- [Materials provided]:
===
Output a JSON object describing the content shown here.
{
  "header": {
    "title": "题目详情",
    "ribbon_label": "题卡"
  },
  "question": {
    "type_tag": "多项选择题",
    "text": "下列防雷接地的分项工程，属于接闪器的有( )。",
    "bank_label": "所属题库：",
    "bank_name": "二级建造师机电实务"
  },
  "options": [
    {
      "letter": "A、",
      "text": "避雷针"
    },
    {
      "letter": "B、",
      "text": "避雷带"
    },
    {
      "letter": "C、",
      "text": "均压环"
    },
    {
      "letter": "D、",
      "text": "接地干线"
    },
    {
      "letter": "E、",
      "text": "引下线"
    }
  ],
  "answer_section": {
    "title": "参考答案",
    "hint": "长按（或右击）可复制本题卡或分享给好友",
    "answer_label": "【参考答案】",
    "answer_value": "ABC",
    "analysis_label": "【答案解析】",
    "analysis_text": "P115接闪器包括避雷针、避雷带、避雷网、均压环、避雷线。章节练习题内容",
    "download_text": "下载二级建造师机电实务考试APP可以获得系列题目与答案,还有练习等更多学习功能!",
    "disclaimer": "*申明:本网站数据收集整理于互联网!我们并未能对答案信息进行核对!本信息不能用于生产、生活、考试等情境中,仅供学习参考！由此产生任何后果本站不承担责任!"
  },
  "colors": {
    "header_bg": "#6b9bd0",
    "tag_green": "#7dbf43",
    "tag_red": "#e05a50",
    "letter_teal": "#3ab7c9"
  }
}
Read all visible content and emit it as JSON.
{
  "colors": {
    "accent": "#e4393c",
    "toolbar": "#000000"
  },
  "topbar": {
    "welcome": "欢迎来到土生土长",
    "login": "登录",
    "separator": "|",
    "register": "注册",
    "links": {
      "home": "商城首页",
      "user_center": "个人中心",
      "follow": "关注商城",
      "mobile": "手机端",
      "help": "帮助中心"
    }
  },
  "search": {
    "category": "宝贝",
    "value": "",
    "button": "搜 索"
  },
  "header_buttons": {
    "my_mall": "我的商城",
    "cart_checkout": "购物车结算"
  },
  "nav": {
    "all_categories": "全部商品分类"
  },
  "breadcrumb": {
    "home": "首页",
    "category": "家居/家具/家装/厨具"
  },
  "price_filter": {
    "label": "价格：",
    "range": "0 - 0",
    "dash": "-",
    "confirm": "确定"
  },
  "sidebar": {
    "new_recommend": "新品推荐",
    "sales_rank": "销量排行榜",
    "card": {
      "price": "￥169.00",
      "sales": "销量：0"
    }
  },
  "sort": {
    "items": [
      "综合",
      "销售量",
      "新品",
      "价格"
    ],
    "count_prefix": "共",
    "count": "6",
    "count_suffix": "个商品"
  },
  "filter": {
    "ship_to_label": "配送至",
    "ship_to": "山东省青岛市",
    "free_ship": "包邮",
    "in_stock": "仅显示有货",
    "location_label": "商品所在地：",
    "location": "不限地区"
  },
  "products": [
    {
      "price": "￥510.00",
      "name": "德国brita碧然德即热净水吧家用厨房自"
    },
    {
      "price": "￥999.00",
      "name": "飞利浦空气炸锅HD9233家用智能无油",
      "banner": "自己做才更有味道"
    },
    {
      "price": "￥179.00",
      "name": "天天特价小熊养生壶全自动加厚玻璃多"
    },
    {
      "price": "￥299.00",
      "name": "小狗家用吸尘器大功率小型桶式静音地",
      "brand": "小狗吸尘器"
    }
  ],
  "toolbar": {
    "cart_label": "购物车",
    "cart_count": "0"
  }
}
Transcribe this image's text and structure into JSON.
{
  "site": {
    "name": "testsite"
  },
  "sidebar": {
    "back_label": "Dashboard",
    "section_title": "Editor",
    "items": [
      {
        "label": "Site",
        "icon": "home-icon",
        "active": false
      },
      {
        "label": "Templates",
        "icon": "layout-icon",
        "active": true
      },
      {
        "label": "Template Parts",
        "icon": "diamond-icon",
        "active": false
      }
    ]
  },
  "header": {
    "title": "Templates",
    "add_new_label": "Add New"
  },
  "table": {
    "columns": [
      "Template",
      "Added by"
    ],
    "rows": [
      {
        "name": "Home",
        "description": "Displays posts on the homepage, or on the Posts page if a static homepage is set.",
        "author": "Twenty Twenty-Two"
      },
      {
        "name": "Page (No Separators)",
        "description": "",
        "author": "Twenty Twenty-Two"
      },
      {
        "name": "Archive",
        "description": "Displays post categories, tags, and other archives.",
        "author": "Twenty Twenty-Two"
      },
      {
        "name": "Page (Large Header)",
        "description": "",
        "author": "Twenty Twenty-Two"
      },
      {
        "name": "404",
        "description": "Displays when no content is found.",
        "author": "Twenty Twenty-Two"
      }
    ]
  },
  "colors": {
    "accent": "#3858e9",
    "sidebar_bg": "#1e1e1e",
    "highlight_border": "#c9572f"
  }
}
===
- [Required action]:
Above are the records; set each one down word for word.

- [Result below]:
Output a JSON object describing the content shown here.
{
  "header": {
    "title": "题目详情",
    "ribbon_label": "题卡"
  },
  "question": {
    "type_tag": "多项选择题",
    "text": "下列防雷接地的分项工程，属于接闪器的有( )。",
    "bank_label": "所属题库：",
    "bank_name": "二级建造师机电实务"
  },
  "options": [
    {
      "letter": "A、",
      "text": "避雷针"
    },
    {
      "letter": "B、",
      "text": "避雷带"
    },
    {
      "letter": "C、",
      "text": "均压环"
    },
    {
      "letter": "D、",
      "text": "接地干线"
    },
    {
      "letter": "E、",
      "text": "引下线"
    }
  ],
  "answer_section": {
    "title": "参考答案",
    "hint": "长按（或右击）可复制本题卡或分享给好友",
    "answer_label": "【参考答案】",
    "answer_value": "ABC",
    "analysis_label": "【答案解析】",
    "analysis_text": "P115接闪器包括避雷针、避雷带、避雷网、均压环、避雷线。章节练习题内容",
    "download_text": "下载二级建造师机电实务考试APP可以获得系列题目与答案,还有练习等更多学习功能!",
    "disclaimer": "*申明:本网站数据收集整理于互联网!我们并未能对答案信息进行核对!本信息不能用于生产、生活、考试等情境中,仅供学习参考！由此产生任何后果本站不承担责任!"
  },
  "colors": {
    "header_bg": "#6b9bd0",
    "tag_green": "#7dbf43",
    "tag_red": "#e05a50",
    "letter_teal": "#3ab7c9"
  }
}
Read all visible content and emit it as JSON.
{
  "colors": {
    "accent": "#e4393c",
    "toolbar": "#000000"
  },
  "topbar": {
    "welcome": "欢迎来到土生土长",
    "login": "登录",
    "separator": "|",
    "register": "注册",
    "links": {
      "home": "商城首页",
      "user_center": "个人中心",
      "follow": "关注商城",
      "mobile": "手机端",
      "help": "帮助中心"
    }
  },
  "search": {
    "category": "宝贝",
    "value": "",
    "button": "搜 索"
  },
  "header_buttons": {
    "my_mall": "我的商城",
    "cart_checkout": "购物车结算"
  },
  "nav": {
    "all_categories": "全部商品分类"
  },
  "breadcrumb": {
    "home": "首页",
    "category": "家居/家具/家装/厨具"
  },
  "price_filter": {
    "label": "价格：",
    "range": "0 - 0",
    "dash": "-",
    "confirm": "确定"
  },
  "sidebar": {
    "new_recommend": "新品推荐",
    "sales_rank": "销量排行榜",
    "card": {
      "price": "￥169.00",
      "sales": "销量：0"
    }
  },
  "sort": {
    "items": [
      "综合",
      "销售量",
      "新品",
      "价格"
    ],
    "count_prefix": "共",
    "count": "6",
    "count_suffix": "个商品"
  },
  "filter": {
    "ship_to_label": "配送至",
    "ship_to": "山东省青岛市",
    "free_ship": "包邮",
    "in_stock": "仅显示有货",
    "location_label": "商品所在地：",
    "location": "不限地区"
  },
  "products": [
    {
      "price": "￥510.00",
      "name": "德国brita碧然德即热净水吧家用厨房自"
    },
    {
      "price": "￥999.00",
      "name": "飞利浦空气炸锅HD9233家用智能无油",
      "banner": "自己做才更有味道"
    },
    {
      "price": "￥179.00",
      "name": "天天特价小熊养生壶全自动加厚玻璃多"
    },
    {
      "price": "￥299.00",
      "name": "小狗家用吸尘器大功率小型桶式静音地",
      "brand": "小狗吸尘器"
    }
  ],
  "toolbar": {
    "cart_label": "购物车",
    "cart_count": "0"
  }
}
Transcribe this image's text and structure into JSON.
{
  "site": {
    "name": "testsite"
  },
  "sidebar": {
    "back_label": "Dashboard",
    "section_title": "Editor",
    "items": [
      {
        "label": "Site",
        "icon": "home-icon",
        "active": false
      },
      {
        "label": "Templates",
        "icon": "layout-icon",
        "active": true
      },
      {
        "label": "Template Parts",
        "icon": "diamond-icon",
        "active": false
      }
    ]
  },
  "header": {
    "title": "Templates",
    "add_new_label": "Add New"
  },
  "table": {
    "columns": [
      "Template",
      "Added by"
    ],
    "rows": [
      {
        "name": "Home",
        "description": "Displays posts on the homepage, or on the Posts page if a static homepage is set.",
        "author": "Twenty Twenty-Two"
      },
      {
        "name": "Page (No Separators)",
        "description": "",
        "author": "Twenty Twenty-Two"
      },
      {
        "name": "Archive",
        "description": "Displays post categories, tags, and other archives.",
        "author": "Twenty Twenty-Two"
      },
      {
        "name": "Page (Large Header)",
        "description": "",
        "author": "Twenty Twenty-Two"
      },
      {
        "name": "404",
        "description": "Displays when no content is found.",
        "author": "Twenty Twenty-Two"
      }
    ]
  },
  "colors": {
    "accent": "#3858e9",
    "sidebar_bg": "#1e1e1e",
    "highlight_border": "#c9572f"
  }
}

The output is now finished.